The entries below should appear again in your reply, word for word.

+---+

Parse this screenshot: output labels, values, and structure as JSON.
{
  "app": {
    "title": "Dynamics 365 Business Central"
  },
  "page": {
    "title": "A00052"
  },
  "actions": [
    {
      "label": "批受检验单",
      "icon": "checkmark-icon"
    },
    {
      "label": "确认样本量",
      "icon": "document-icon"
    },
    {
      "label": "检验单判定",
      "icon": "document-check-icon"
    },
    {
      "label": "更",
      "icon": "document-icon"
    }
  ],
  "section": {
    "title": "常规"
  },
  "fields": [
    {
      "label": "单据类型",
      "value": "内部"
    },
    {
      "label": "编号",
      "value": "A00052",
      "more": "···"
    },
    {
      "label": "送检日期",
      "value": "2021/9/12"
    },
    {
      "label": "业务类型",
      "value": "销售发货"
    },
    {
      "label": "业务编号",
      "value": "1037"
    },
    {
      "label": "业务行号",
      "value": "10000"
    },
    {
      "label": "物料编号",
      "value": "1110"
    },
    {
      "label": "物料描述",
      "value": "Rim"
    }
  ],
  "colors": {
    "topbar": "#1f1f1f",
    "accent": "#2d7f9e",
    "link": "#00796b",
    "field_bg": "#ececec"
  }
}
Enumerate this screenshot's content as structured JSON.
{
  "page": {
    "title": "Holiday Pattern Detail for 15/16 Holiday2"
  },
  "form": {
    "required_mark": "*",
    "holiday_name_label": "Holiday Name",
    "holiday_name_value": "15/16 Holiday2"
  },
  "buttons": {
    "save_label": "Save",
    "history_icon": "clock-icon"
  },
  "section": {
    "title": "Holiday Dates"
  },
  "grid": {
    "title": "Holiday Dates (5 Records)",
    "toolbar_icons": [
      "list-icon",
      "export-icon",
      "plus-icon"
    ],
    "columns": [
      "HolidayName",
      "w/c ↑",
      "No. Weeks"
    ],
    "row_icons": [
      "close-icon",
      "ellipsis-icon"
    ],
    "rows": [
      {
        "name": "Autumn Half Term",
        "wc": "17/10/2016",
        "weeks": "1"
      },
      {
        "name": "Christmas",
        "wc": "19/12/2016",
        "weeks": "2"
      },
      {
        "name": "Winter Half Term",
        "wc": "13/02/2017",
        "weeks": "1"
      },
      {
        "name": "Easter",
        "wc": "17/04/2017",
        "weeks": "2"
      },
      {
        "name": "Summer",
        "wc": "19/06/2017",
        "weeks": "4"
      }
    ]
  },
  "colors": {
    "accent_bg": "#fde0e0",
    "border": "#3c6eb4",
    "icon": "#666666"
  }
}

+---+

• [Your response]
Parse this screenshot: output labels, values, and structure as JSON.
{
  "app": {
    "title": "Dynamics 365 Business Central"
  },
  "page": {
    "title": "A00052"
  },
  "actions": [
    {
      "label": "批受检验单",
      "icon": "checkmark-icon"
    },
    {
      "label": "确认样本量",
      "icon": "document-icon"
    },
    {
      "label": "检验单判定",
      "icon": "document-check-icon"
    },
    {
      "label": "更",
      "icon": "document-icon"
    }
  ],
  "section": {
    "title": "常规"
  },
  "fields": [
    {
      "label": "单据类型",
      "value": "内部"
    },
    {
      "label": "编号",
      "value": "A00052",
      "more": "···"
    },
    {
      "label": "送检日期",
      "value": "2021/9/12"
    },
    {
      "label": "业务类型",
      "value": "销售发货"
    },
    {
      "label": "业务编号",
      "value": "1037"
    },
    {
      "label": "业务行号",
      "value": "10000"
    },
    {
      "label": "物料编号",
      "value": "1110"
    },
    {
      "label": "物料描述",
      "value": "Rim"
    }
  ],
  "colors": {
    "topbar": "#1f1f1f",
    "accent": "#2d7f9e",
    "link": "#00796b",
    "field_bg": "#ececec"
  }
}
Enumerate this screenshot's content as structured JSON.
{
  "page": {
    "title": "Holiday Pattern Detail for 15/16 Holiday2"
  },
  "form": {
    "required_mark": "*",
    "holiday_name_label": "Holiday Name",
    "holiday_name_value": "15/16 Holiday2"
  },
  "buttons": {
    "save_label": "Save",
    "history_icon": "clock-icon"
  },
  "section": {
    "title": "Holiday Dates"
  },
  "grid": {
    "title": "Holiday Dates (5 Records)",
    "toolbar_icons": [
      "list-icon",
      "export-icon",
      "plus-icon"
    ],
    "columns": [
      "HolidayName",
      "w/c ↑",
      "No. Weeks"
    ],
    "row_icons": [
      "close-icon",
      "ellipsis-icon"
    ],
    "rows": [
      {
        "name": "Autumn Half Term",
        "wc": "17/10/2016",
        "weeks": "1"
      },
      {
        "name": "Christmas",
        "wc": "19/12/2016",
        "weeks": "2"
      },
      {
        "name": "Winter Half Term",
        "wc": "13/02/2017",
        "weeks": "1"
      },
      {
        "name": "Easter",
        "wc": "17/04/2017",
        "weeks": "2"
      },
      {
        "name": "Summer",
        "wc": "19/06/2017",
        "weeks": "4"
      }
    ]
  },
  "colors": {
    "accent_bg": "#fde0e0",
    "border": "#3c6eb4",
    "icon": "#666666"
  }
}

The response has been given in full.